May 2011, Wiley-Blackwell
- Edited by one of the world's leading experts in the field of cultural resource management, with contributions by a wide range of experts, including archaeologists, architectural historians, museum curators, historians, and representatives of affected groups
- Offers a broad view of cultural resource management that includes archaeological sites, cultural landscapes, historic structures, shipwrecks, scientific and technological sites and objects, as well as intangible resources such as language, religion, and cultural values
- Highlights the realities that face CRM practitioners "on the ground"
Introduction (Thomas F. King).
Part I: General Classes of Cultural Resources.
1. Studying and Evaluation the Built Environment.
2. Principles of Architectural Preservation.
3. Archaeology of the Distant Past.
4. Archaeological Sites of the Recent Past.
5. Space, Place and Landscape: Geographies of Cultural Resource Management.
6. Where Nature and Culture Meet: Managing Culturally Significant Natural Resources.
7. History as a Cultural Resource.
8. “This Belongs in a Museum?” Portable Cultural Property.
9. Values are in the Mind: "Intangible" Cultural Resources.
10. Religious Belief and Practice.
11. Managing Language as an Integrated Cultural Resource.
Part II: Special Types of Cultural Resources.
12. In Too Deep: Challenges of Maritime Archaeology.
13. Keeping Historic Watercraft Afloat.
14. Enfants Terribles - Historic Aircraft and Spacecraft.
15. Studying and Managing Aerospace Crash Sites.
16. Rockets, Tang™, and Telescopes: Evaluating and Managing Technical and Scientific Properties.
17. Fields of Conflict.
18. Managing Our Military Heritage.
19. All in Line: The Challenge of Linear Resources and Linear Projects.
20. Rock Art as Cultural Resource.
Part III: Perspectives on Cultural Resource Management.
21. Consultation in Cultural Resource Management: An Indigenous Perspective.
22. Where We’re From: The Perspective of a Displaced People.
Part IV: Legal, Administrative, and Practical Contexts.
23. The Legal Mélange.
24. International Variety in CRM.
25. Consultation and Negotiation.
26. CRM in a United States Government Agency: Some Thoughts on Surviving and Succeeding While Working for Federal Land Managing Agencies.
27. Making a Living in CRM: First, A Discouraging Word.

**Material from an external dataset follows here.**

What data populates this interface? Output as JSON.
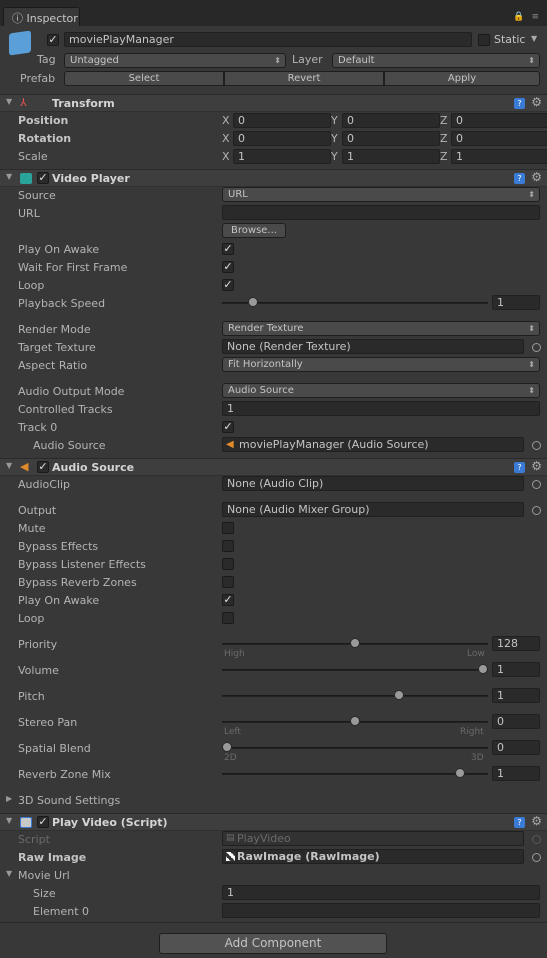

28. The Historic Built Environment: A Planning Perspective from the Western United States.
29. Cultural Resource Management at War.

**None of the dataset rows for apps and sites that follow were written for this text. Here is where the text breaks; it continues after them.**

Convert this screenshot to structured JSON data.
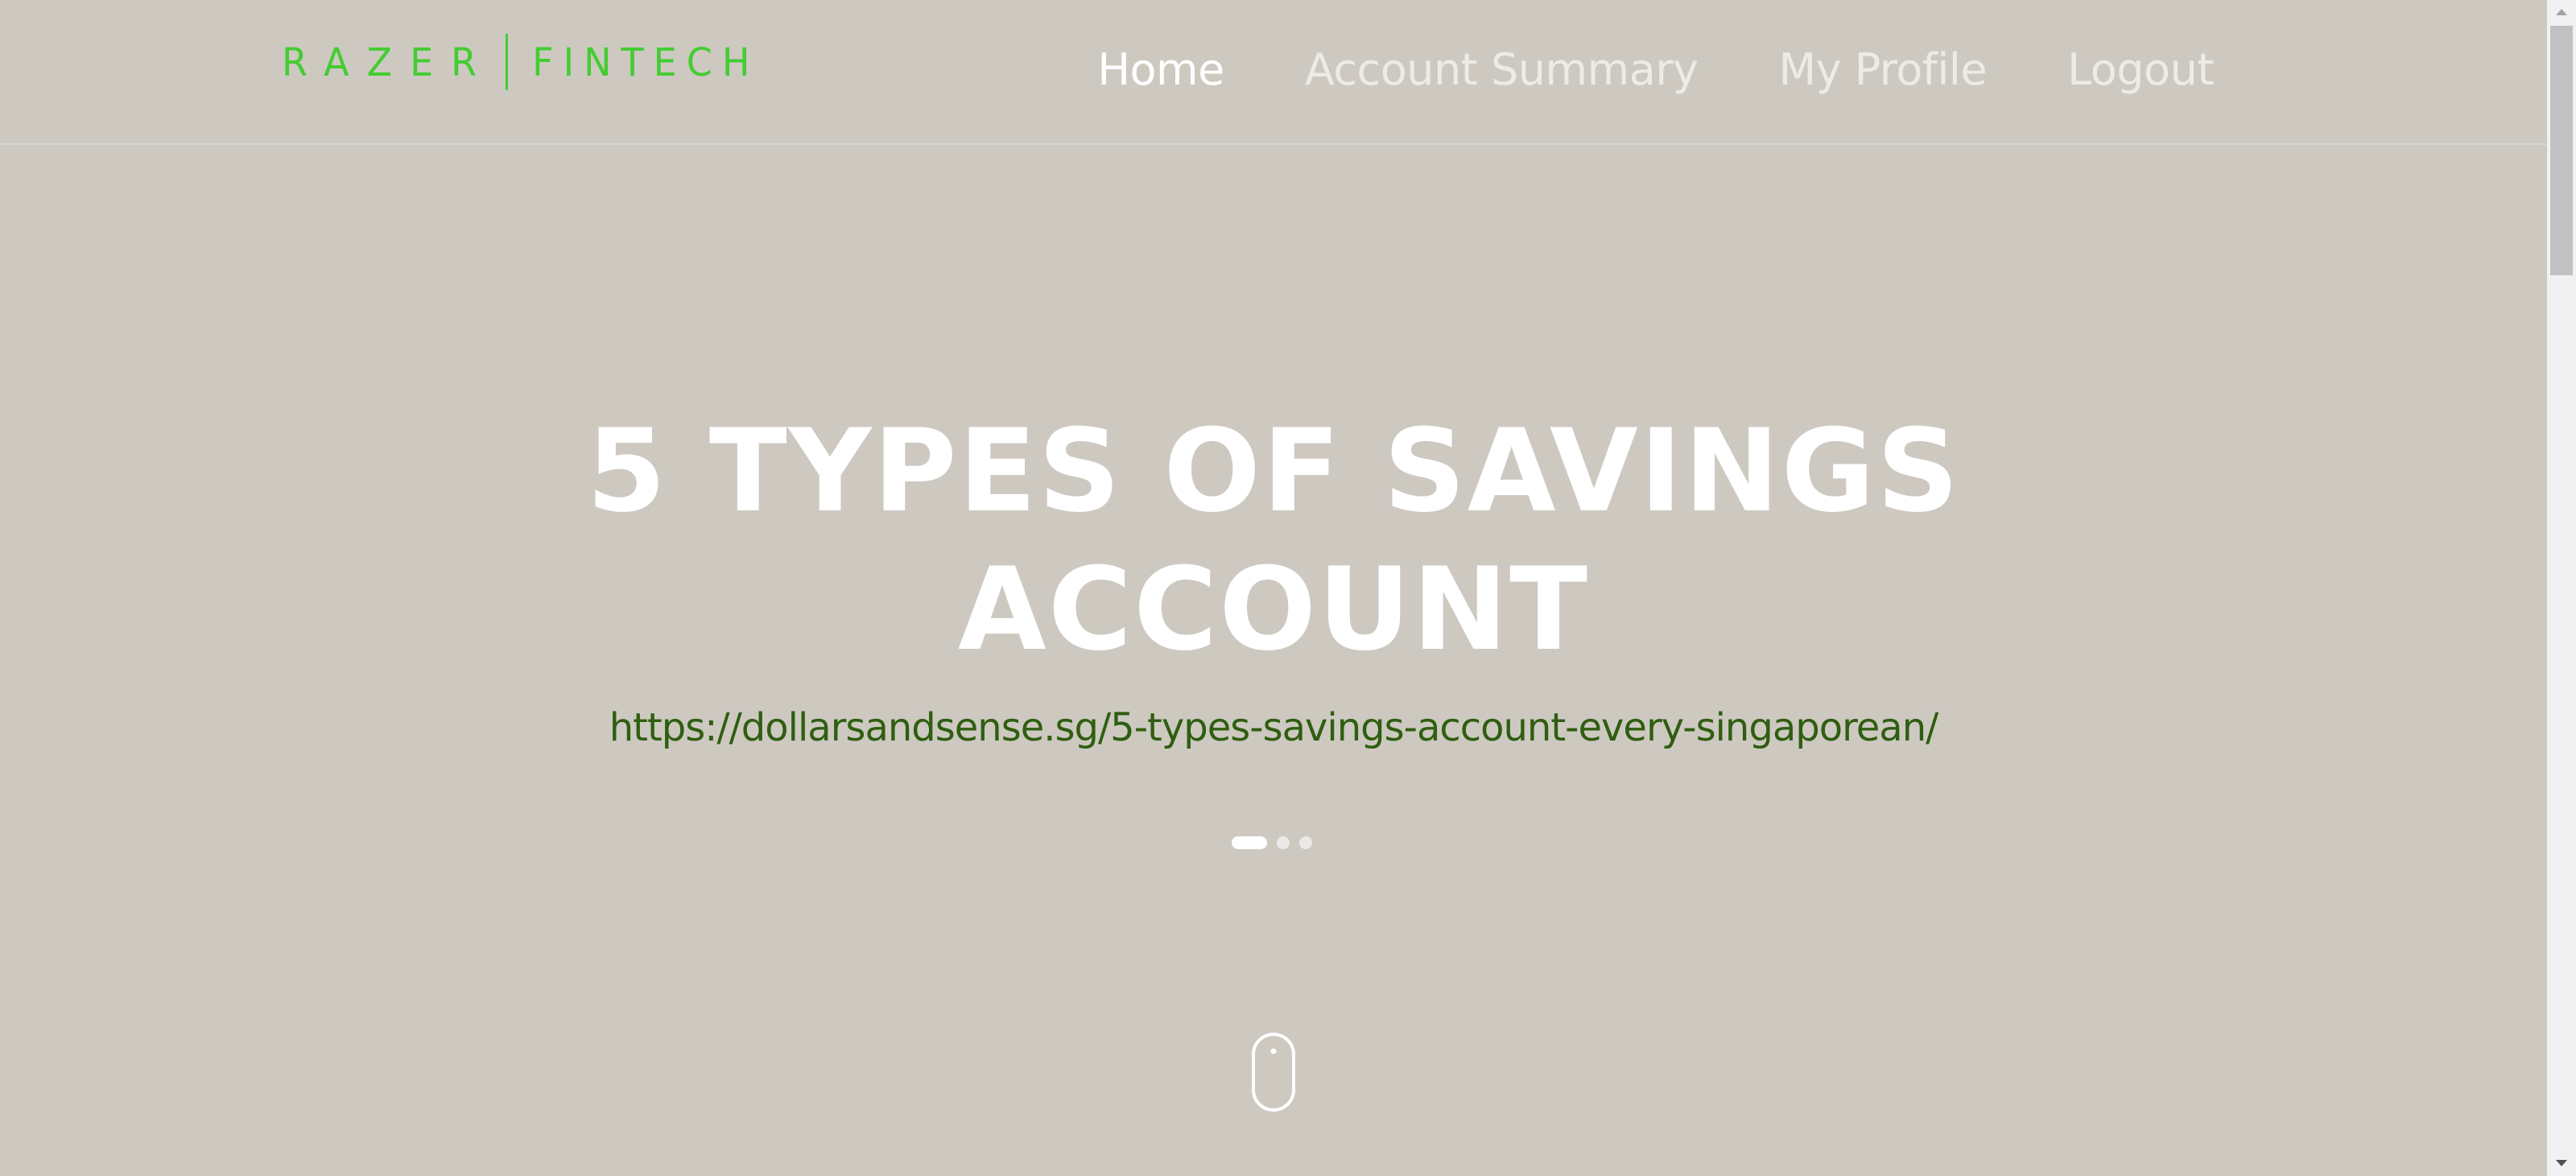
{
  "navbar": {
    "logo": {
      "brand": "RAZER",
      "product": "FINTECH"
    },
    "links": [
      {
        "label": "Home",
        "active": true
      },
      {
        "label": "Account Summary",
        "active": false
      },
      {
        "label": "My Profile",
        "active": false
      },
      {
        "label": "Logout",
        "active": false
      }
    ]
  },
  "hero": {
    "title_line1": "5 TYPES OF SAVINGS",
    "title_line2": "ACCOUNT",
    "link": "https://dollarsandsense.sg/5-types-savings-account-every-singaporean/",
    "carousel": {
      "slide_count": 3,
      "active_index": 0
    },
    "scroll_icon": "mouse-scroll-icon"
  },
  "colors": {
    "background": "#cdc9c1",
    "logo_green": "#44cc33",
    "link_green": "#2f5e10",
    "title_white": "#ffffff"
  }
}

The Military and Anthropologists in Iraq, 2004-2007: Discovering Shared Interests and Values.
30. A Future for Cultural Resource Management?